-- Page and application data records --
- - -

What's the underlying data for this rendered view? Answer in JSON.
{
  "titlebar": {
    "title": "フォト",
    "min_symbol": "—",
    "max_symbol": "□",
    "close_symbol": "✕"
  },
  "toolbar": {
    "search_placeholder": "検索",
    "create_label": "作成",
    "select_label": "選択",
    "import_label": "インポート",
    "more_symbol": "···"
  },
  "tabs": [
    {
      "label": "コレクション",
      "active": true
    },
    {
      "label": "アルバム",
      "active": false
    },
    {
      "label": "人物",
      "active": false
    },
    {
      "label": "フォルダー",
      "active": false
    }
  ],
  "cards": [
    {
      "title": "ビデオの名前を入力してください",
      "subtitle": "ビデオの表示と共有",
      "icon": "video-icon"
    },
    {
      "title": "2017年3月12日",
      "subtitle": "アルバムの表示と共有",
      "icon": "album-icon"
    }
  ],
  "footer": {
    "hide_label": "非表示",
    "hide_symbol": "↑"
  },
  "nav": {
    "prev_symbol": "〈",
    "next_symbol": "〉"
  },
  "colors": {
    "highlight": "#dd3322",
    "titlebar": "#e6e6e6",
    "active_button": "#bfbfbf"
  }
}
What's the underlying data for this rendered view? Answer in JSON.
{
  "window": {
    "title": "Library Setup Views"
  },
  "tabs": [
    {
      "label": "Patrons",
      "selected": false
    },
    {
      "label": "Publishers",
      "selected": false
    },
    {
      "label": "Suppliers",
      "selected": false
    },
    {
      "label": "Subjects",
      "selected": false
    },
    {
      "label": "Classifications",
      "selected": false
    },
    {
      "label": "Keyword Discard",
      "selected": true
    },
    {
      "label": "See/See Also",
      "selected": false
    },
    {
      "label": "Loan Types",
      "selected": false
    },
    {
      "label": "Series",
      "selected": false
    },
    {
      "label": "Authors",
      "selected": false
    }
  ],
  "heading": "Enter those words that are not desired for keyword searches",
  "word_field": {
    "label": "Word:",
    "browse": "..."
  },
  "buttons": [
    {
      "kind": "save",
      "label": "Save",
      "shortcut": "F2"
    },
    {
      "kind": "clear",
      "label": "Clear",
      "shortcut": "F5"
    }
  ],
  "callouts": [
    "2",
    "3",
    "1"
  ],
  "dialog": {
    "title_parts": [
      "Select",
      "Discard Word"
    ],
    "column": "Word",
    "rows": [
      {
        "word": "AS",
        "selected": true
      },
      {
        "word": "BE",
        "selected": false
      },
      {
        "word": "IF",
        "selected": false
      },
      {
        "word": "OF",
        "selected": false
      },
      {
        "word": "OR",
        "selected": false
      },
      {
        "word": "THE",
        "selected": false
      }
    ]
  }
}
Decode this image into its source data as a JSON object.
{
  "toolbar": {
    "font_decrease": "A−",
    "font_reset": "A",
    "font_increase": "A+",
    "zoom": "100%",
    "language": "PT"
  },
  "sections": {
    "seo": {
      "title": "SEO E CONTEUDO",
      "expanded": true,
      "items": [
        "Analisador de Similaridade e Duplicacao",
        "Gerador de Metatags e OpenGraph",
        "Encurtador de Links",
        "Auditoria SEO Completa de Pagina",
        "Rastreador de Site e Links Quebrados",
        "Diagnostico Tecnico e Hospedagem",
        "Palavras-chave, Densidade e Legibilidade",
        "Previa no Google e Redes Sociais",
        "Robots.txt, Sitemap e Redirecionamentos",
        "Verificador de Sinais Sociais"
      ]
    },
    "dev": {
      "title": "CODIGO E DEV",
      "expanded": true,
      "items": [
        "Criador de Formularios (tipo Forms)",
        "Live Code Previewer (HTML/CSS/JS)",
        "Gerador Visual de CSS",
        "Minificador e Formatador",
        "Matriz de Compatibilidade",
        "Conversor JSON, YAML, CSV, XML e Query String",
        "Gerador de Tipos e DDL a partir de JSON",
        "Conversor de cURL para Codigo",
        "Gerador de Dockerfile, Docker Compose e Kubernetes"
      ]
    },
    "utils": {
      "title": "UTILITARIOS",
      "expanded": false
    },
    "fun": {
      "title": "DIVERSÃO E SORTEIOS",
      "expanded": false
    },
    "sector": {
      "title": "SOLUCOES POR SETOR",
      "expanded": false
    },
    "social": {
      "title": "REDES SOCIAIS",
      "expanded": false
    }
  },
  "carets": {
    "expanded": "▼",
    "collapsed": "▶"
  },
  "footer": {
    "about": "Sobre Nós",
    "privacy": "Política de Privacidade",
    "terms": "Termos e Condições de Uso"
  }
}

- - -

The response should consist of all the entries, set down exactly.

-- TASK ANSWER --
What's the underlying data for this rendered view? Answer in JSON.
{
  "titlebar": {
    "title": "フォト",
    "min_symbol": "—",
    "max_symbol": "□",
    "close_symbol": "✕"
  },
  "toolbar": {
    "search_placeholder": "検索",
    "create_label": "作成",
    "select_label": "選択",
    "import_label": "インポート",
    "more_symbol": "···"
  },
  "tabs": [
    {
      "label": "コレクション",
      "active": true
    },
    {
      "label": "アルバム",
      "active": false
    },
    {
      "label": "人物",
      "active": false
    },
    {
      "label": "フォルダー",
      "active": false
    }
  ],
  "cards": [
    {
      "title": "ビデオの名前を入力してください",
      "subtitle": "ビデオの表示と共有",
      "icon": "video-icon"
    },
    {
      "title": "2017年3月12日",
      "subtitle": "アルバムの表示と共有",
      "icon": "album-icon"
    }
  ],
  "footer": {
    "hide_label": "非表示",
    "hide_symbol": "↑"
  },
  "nav": {
    "prev_symbol": "〈",
    "next_symbol": "〉"
  },
  "colors": {
    "highlight": "#dd3322",
    "titlebar": "#e6e6e6",
    "active_button": "#bfbfbf"
  }
}
What's the underlying data for this rendered view? Answer in JSON.
{
  "window": {
    "title": "Library Setup Views"
  },
  "tabs": [
    {
      "label": "Patrons",
      "selected": false
    },
    {
      "label": "Publishers",
      "selected": false
    },
    {
      "label": "Suppliers",
      "selected": false
    },
    {
      "label": "Subjects",
      "selected": false
    },
    {
      "label": "Classifications",
      "selected": false
    },
    {
      "label": "Keyword Discard",
      "selected": true
    },
    {
      "label": "See/See Also",
      "selected": false
    },
    {
      "label": "Loan Types",
      "selected": false
    },
    {
      "label": "Series",
      "selected": false
    },
    {
      "label": "Authors",
      "selected": false
    }
  ],
  "heading": "Enter those words that are not desired for keyword searches",
  "word_field": {
    "label": "Word:",
    "browse": "..."
  },
  "buttons": [
    {
      "kind": "save",
      "label": "Save",
      "shortcut": "F2"
    },
    {
      "kind": "clear",
      "label": "Clear",
      "shortcut": "F5"
    }
  ],
  "callouts": [
    "2",
    "3",
    "1"
  ],
  "dialog": {
    "title_parts": [
      "Select",
      "Discard Word"
    ],
    "column": "Word",
    "rows": [
      {
        "word": "AS",
        "selected": true
      },
      {
        "word": "BE",
        "selected": false
      },
      {
        "word": "IF",
        "selected": false
      },
      {
        "word": "OF",
        "selected": false
      },
      {
        "word": "OR",
        "selected": false
      },
      {
        "word": "THE",
        "selected": false
      }
    ]
  }
}
Decode this image into its source data as a JSON object.
{
  "toolbar": {
    "font_decrease": "A−",
    "font_reset": "A",
    "font_increase": "A+",
    "zoom": "100%",
    "language": "PT"
  },
  "sections": {
    "seo": {
      "title": "SEO E CONTEUDO",
      "expanded": true,
      "items": [
        "Analisador de Similaridade e Duplicacao",
        "Gerador de Metatags e OpenGraph",
        "Encurtador de Links",
        "Auditoria SEO Completa de Pagina",
        "Rastreador de Site e Links Quebrados",
        "Diagnostico Tecnico e Hospedagem",
        "Palavras-chave, Densidade e Legibilidade",
        "Previa no Google e Redes Sociais",
        "Robots.txt, Sitemap e Redirecionamentos",
        "Verificador de Sinais Sociais"
      ]
    },
    "dev": {
      "title": "CODIGO E DEV",
      "expanded": true,
      "items": [
        "Criador de Formularios (tipo Forms)",
        "Live Code Previewer (HTML/CSS/JS)",
        "Gerador Visual de CSS",
        "Minificador e Formatador",
        "Matriz de Compatibilidade",
        "Conversor JSON, YAML, CSV, XML e Query String",
        "Gerador de Tipos e DDL a partir de JSON",
        "Conversor de cURL para Codigo",
        "Gerador de Dockerfile, Docker Compose e Kubernetes"
      ]
    },
    "utils": {
      "title": "UTILITARIOS",
      "expanded": false
    },
    "fun": {
      "title": "DIVERSÃO E SORTEIOS",
      "expanded": false
    },
    "sector": {
      "title": "SOLUCOES POR SETOR",
      "expanded": false
    },
    "social": {
      "title": "REDES SOCIAIS",
      "expanded": false
    }
  },
  "carets": {
    "expanded": "▼",
    "collapsed": "▶"
  },
  "footer": {
    "about": "Sobre Nós",
    "privacy": "Política de Privacidade",
    "terms": "Termos e Condições de Uso"
  }
}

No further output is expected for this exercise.